Your answer should be the lines of the data below that contain "suite".

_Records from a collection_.
========================
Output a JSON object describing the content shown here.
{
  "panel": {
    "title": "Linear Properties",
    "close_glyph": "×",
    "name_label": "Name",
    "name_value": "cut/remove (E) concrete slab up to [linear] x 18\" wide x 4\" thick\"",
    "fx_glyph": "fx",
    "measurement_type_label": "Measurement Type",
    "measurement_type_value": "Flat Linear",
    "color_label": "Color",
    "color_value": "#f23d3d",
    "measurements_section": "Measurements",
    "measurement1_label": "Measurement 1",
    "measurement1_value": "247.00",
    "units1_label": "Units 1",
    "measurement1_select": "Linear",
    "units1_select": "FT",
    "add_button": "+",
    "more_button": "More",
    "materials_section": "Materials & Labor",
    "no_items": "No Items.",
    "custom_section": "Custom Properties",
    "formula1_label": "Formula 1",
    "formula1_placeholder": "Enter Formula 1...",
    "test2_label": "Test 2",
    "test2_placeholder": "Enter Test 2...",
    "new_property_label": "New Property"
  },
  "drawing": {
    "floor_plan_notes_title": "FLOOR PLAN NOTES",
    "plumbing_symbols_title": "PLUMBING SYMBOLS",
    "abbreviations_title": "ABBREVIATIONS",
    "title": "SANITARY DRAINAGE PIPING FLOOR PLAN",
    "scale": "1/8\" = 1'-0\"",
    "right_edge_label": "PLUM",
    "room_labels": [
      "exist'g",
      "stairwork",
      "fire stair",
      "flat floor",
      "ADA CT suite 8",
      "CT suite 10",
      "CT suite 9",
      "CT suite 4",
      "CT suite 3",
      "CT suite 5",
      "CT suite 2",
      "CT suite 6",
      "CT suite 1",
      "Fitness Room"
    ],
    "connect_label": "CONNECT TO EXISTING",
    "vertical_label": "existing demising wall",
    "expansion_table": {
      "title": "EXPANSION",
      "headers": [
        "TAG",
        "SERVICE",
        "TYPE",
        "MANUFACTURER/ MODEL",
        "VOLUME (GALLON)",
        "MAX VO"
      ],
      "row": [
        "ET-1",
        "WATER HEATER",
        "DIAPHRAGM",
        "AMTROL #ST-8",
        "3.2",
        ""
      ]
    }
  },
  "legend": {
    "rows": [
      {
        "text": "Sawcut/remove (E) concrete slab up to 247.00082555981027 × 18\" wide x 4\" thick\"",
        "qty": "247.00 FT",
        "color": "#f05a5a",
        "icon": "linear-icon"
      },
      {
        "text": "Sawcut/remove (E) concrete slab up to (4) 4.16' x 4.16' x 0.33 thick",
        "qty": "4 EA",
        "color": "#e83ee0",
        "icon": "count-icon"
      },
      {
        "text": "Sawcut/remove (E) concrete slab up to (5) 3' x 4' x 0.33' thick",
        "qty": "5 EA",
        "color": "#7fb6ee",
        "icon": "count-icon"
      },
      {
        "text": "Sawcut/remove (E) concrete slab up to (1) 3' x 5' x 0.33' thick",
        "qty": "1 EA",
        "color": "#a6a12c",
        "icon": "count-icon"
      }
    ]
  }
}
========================
_Response_.
      "ADA CT suite 8",
      "CT suite 10",
      "CT suite 9",
      "CT suite 4",
      "CT suite 3",
      "CT suite 5",
      "CT suite 2",
      "CT suite 6",
      "CT suite 1",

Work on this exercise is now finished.